Is Virtual Mediation a Solution to COVID-19 Co-Parenting Disputes?
The Coronavirus (COVID-19) has affected the lives of all residents in the state of New Jersey and across the world. During these uncertain times, divorced co-parents are faced with a variety of challenges that they are still working to adjust to. When dealing with situations as important as family law matters during a high-stress time, it can be difficult for co-parents to agree regarding what is best for their children. With New Jersey courts closed during this time, spouses can participate in virtual mediation to work towards settling their disputes. Continue reading to learn more about agreements that can be reached and contact an experienced New Jersey family law attorney for guidance in these matters.
Custody Agreements During COVID-19
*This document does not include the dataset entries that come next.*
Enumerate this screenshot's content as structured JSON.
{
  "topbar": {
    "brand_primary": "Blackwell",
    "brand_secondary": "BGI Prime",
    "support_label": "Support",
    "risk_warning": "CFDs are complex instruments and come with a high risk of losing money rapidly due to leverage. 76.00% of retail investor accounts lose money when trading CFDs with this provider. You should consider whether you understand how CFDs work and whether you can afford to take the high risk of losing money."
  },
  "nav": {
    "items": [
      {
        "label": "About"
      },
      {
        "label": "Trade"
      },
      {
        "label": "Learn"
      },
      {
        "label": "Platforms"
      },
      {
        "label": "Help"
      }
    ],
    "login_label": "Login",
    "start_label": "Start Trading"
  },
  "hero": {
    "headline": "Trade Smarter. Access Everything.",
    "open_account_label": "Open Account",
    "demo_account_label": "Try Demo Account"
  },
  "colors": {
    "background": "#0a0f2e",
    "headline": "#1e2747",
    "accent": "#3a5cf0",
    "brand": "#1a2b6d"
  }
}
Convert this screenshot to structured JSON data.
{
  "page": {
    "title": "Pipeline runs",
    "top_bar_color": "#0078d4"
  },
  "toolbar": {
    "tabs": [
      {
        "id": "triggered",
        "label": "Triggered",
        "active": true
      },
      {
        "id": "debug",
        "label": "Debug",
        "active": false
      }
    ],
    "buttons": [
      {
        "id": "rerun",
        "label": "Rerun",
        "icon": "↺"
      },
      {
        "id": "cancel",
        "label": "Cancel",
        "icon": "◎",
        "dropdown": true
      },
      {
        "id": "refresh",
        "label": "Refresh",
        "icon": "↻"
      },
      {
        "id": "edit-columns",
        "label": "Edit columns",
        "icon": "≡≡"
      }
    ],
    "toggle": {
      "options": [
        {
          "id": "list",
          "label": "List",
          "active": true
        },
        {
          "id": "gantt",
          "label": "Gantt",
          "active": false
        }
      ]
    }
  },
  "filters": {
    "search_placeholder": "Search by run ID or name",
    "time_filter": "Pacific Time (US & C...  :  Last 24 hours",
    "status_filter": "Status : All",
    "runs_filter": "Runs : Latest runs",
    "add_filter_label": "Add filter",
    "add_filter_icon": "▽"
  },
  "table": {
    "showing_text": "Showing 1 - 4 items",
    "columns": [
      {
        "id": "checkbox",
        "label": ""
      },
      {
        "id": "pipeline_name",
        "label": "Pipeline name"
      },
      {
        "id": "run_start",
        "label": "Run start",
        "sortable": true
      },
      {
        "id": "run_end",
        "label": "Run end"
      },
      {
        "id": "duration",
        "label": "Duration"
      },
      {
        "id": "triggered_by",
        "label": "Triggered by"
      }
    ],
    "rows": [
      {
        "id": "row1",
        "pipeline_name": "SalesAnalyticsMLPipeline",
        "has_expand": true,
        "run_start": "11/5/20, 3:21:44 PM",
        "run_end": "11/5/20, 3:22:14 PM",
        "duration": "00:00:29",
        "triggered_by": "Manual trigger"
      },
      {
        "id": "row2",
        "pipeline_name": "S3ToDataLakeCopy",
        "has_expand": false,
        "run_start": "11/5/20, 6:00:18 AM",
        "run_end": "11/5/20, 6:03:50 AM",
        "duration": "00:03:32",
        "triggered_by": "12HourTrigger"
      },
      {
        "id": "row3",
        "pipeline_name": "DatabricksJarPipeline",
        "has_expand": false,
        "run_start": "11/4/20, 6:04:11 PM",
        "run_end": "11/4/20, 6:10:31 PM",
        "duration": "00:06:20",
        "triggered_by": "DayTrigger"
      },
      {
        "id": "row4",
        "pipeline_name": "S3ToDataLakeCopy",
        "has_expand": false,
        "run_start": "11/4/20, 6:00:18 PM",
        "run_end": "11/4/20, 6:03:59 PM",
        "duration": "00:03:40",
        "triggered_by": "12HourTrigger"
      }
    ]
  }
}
As stay-at-home orders continue throughout the state of New Jersey continue, parents are still required to abide by them as they are co-parenting their children. Understandably, many parents are concerned about keeping their children safe and how this can affect their child custody agreement. If a former spouse lives in an unsafe area, the other parent may want to ignore the terms of their custody agreement to keep their child from going to see them. On the other hand, parents may be concerned about the lack of time they get to spend with their child if they are being ordered to stay in. Refusing a custody order can result in its own set of consequences, which is why it is important for parents to work out these agreements amongst one another or seek the assistance of a judge.
What Disputes May Occur Due to COVID-19?
After living in the Coronavirus pandemic for a couple of months now, there are common issues being seen between co-parents regarding the safety of their children. This can include the following:
- One parent does not want to meet the other because they believe there is nowhere safe to exchange the kids
- One parent refuses to drop their children off at a house where an immunocompromised person lives
- One parent is afraid to leave their children with an ex that works in a job that exposes them to the virus, such as a hospital or grocery store
- One parent disagrees with the terms of their temporary child custody agreement
- One parent refuses to drop their child off with an ex who does not abide by the CDC and WHO guidelines, such as social distancing or wearing a mask
What do I do if my Ex Does Our Custody Agreement?
As New Jersey courts are temporarily closed during this time to prevent the spread of the virus, some cases are being held virtually and over the phone. This is the case for essential cases, such as child custody hearings. However, courts can be expected to be backed up with these cases for quite some time. It is because of this that if two spouses believe they can work together to iron out these problems, they can contact a family law attorney to assist them in virtual mediation sessions.
Contact our Firm
If you need an experienced legal team to guide you through your family law matter, contact Townsend, Tomaio & Newmark L.L.C today.